funeralforafriend

Over the course of the last decade Funeral For A Friend changed British rock music forever. A bold, brave, yet undeniably true statement. The band’s journey from hardcore roots and DIY shows in Bridgend to major label records and worldwide tours has built a long and prosperous road that many homegrown bands from across the alternative spectrum have been travelling along ever since. Those that play to crowds of thousands each year on Warped Tour, that adorn countless magazine covers, that grace the stages of arenas and that still have ink drying on their recording contracts all owe a debt of thanks to the quintet’s approach, ambition and aesthetic.

For those reasons (and more) it would be easy to understand if Funeral For A Friend chose to retreat into the comforts of nostalgia and the appealing warmth of retrospect as their ten year anniversary draws near. But, instead of seeking solace in the memories of past triumphs the band have set their feet forward as they boldly stare down all that lies ahead with their stunning new album Welcome Home Armageddon.

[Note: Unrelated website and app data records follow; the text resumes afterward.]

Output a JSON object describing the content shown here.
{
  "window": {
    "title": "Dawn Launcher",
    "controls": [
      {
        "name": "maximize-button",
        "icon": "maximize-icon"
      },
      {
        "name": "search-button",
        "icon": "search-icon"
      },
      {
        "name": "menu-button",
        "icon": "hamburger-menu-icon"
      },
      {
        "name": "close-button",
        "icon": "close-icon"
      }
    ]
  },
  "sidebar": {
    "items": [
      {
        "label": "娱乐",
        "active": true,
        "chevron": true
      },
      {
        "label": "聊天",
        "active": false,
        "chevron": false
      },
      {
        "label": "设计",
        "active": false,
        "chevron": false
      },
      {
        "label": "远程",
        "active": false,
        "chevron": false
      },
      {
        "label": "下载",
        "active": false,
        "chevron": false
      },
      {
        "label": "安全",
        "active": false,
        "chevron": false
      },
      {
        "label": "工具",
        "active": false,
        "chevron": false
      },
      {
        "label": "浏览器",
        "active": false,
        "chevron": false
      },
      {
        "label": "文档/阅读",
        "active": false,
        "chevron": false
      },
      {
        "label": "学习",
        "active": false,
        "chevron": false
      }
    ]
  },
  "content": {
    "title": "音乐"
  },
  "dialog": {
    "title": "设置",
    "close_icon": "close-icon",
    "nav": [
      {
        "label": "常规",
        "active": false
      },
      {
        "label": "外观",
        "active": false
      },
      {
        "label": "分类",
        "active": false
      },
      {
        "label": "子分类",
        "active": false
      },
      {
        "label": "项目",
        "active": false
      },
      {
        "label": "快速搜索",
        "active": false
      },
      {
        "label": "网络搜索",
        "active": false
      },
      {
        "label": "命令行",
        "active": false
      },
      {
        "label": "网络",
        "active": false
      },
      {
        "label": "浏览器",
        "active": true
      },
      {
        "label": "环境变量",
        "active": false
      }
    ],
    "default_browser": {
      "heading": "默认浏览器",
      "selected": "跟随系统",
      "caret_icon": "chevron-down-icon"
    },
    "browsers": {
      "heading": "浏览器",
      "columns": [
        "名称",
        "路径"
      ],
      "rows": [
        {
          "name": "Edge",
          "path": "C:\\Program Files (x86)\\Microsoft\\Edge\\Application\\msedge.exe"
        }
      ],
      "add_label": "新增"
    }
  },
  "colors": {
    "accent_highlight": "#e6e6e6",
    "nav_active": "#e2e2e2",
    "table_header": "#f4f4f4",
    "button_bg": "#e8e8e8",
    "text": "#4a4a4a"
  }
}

For singer Matthew Davies-Kreye the band’s fifth album is more than just the next chapter in their story, it is the start of a whole new book:

“On Welcome Home Armageddon we truly stretched ourselves creatively. We were obviously taken aback when Darran [Smith, former guitarist] left the band but his choice allowed us to explore new territory musically, we just went in any and every direction we wanted to. The changes to our line-up reignited our passion, kicked our asses and made us work harder for this band than we’ve ever done before.”

With former Hondo Maclean and Ghostlines member Richard Boucher installed on bass and Gavin Burrough promoted to his preferred guitar the band split time between Long Wave Studio and Monnow Valley Studio in Wales and set about crafting their latest effort with producer Romesh Dodangoda (Twin Atlantic, Kids In Glass Houses, Bullet For My Valentine), the man who helmed 2008’s ‘Memory And Humanity’.

During the Autumn of 2010 Funeral For A Friend relit the fire, recording twelve songs that captured the quintessential energy of their most captivating work while simultaneously drawing them into previously unknown sounds and spaces. Moments of anger and frustration (Front Row Seats To The End Of The World) found themselves braced by evocative punk rock storytelling (Sixteen) while anthemic laments (Owls (Are Watching)) were offset by occasions of immense scale and power (Broken Foundation) as the band they knew collided with the band they never knew they could be.

With every emotion captured and channelled through an album that is both immersive and urgent Funeral For A Friend enter their second decade together reinvigorated, ready to continue on their path and determined to change things all over again.

“The excitement we have for the future of this band is all over the songs on Welcome Home Armageddon,” Davies-Kreye said. “The album is about acceptance and coming to terms with what has and is while refusing to give up on what could be. There are songs that take me places I’ve been trying to go musically all my life, I’m so proud of what we have done.”

They have been playing the summer festival run and off to Australia and Japan next month.  Coming back to do their UK Headline tour in October.

“Funeral for a Friend have undoubtedly written the strongest album of their career; it was about time we heard some ‘fight’ from the band once more.” (9/10) – Virgin.com

“Memory… re-established the post-hardcore hallmarks that the south Wales clan had become famous for, and now the group has improved upon them further. That album was good, but this is better.” – BBC

“There is extraordinary heart in what they do. And there is much of that here.” – Kerrang!

“FFAF sound like they want to be a band again.” (8 / 10) – Metal Hammer